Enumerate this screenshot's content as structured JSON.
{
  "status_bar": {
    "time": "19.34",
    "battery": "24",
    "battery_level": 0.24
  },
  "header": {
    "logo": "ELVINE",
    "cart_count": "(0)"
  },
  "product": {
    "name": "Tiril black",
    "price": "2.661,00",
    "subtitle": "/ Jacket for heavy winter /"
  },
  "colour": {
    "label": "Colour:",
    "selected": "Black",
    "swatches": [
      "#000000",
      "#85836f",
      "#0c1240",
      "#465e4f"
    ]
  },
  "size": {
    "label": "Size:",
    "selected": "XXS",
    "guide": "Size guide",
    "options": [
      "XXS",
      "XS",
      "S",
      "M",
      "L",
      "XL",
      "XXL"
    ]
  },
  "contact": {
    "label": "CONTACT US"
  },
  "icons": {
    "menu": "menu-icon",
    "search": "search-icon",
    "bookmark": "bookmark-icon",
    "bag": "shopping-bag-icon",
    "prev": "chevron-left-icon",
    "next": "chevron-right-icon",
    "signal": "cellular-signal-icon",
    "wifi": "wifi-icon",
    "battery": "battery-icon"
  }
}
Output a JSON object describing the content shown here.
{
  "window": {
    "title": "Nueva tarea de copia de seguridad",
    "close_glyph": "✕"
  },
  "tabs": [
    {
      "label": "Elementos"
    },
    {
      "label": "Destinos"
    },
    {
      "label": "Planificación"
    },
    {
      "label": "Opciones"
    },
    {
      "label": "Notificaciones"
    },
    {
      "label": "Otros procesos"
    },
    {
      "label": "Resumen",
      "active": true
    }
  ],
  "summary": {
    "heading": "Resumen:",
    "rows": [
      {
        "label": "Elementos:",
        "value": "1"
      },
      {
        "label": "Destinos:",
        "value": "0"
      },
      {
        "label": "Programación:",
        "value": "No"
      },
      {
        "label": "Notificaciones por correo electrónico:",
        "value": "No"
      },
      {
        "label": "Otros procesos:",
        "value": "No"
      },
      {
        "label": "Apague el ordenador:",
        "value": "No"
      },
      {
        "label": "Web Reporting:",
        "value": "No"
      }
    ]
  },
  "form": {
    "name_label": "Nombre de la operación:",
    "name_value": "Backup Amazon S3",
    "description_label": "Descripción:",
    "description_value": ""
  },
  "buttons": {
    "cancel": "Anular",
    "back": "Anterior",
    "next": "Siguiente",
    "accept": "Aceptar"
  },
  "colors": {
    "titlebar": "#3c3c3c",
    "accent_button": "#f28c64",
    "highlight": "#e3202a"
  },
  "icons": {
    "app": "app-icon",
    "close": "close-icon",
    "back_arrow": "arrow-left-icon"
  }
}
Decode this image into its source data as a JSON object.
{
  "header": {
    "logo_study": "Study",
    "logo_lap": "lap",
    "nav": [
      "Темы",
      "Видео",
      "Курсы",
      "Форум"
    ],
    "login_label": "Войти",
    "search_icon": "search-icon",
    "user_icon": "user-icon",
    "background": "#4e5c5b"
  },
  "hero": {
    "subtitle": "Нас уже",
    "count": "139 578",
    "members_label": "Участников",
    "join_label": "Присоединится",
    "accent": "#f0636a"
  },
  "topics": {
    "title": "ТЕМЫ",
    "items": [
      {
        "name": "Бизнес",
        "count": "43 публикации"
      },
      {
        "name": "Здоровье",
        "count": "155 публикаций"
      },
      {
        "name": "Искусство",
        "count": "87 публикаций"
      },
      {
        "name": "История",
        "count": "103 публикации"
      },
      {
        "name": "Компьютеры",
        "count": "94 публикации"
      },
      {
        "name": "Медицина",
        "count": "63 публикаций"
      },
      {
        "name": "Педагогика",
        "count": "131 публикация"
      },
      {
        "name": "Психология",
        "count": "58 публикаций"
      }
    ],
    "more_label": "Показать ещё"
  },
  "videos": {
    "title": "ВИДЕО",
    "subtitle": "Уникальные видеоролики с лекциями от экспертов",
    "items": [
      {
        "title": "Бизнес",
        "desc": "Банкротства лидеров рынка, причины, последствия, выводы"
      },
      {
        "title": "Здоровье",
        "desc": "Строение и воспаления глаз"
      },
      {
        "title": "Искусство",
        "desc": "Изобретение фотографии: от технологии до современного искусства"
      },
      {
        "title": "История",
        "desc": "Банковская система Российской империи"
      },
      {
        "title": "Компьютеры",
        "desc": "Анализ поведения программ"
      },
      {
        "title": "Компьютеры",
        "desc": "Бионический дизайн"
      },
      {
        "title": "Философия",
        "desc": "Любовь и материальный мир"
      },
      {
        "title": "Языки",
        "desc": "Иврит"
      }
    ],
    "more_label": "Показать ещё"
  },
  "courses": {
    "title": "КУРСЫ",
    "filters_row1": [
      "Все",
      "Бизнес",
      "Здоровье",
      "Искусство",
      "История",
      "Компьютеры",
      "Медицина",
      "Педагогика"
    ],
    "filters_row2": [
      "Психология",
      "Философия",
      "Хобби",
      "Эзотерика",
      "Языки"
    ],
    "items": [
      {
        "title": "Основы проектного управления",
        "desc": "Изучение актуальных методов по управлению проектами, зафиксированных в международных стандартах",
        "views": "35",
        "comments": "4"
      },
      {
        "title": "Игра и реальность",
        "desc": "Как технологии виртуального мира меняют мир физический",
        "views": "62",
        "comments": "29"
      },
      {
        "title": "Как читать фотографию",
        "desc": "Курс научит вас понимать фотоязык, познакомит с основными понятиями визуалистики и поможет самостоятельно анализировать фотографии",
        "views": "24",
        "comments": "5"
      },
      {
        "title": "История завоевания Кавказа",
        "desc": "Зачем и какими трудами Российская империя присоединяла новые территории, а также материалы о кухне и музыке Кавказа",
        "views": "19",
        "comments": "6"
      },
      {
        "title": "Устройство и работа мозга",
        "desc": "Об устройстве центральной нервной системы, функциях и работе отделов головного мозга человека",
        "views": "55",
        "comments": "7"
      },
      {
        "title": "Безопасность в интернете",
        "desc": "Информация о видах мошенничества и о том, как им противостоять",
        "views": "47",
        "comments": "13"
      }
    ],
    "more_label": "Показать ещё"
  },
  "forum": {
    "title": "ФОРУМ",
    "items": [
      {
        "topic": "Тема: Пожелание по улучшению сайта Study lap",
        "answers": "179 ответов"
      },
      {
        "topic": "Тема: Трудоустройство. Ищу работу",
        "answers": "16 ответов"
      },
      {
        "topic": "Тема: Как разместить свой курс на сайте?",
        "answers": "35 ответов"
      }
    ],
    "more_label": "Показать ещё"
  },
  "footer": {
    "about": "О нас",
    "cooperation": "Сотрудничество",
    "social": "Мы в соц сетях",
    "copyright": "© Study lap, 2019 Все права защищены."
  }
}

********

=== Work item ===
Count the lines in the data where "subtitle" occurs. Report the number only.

=== Problem solution ===
3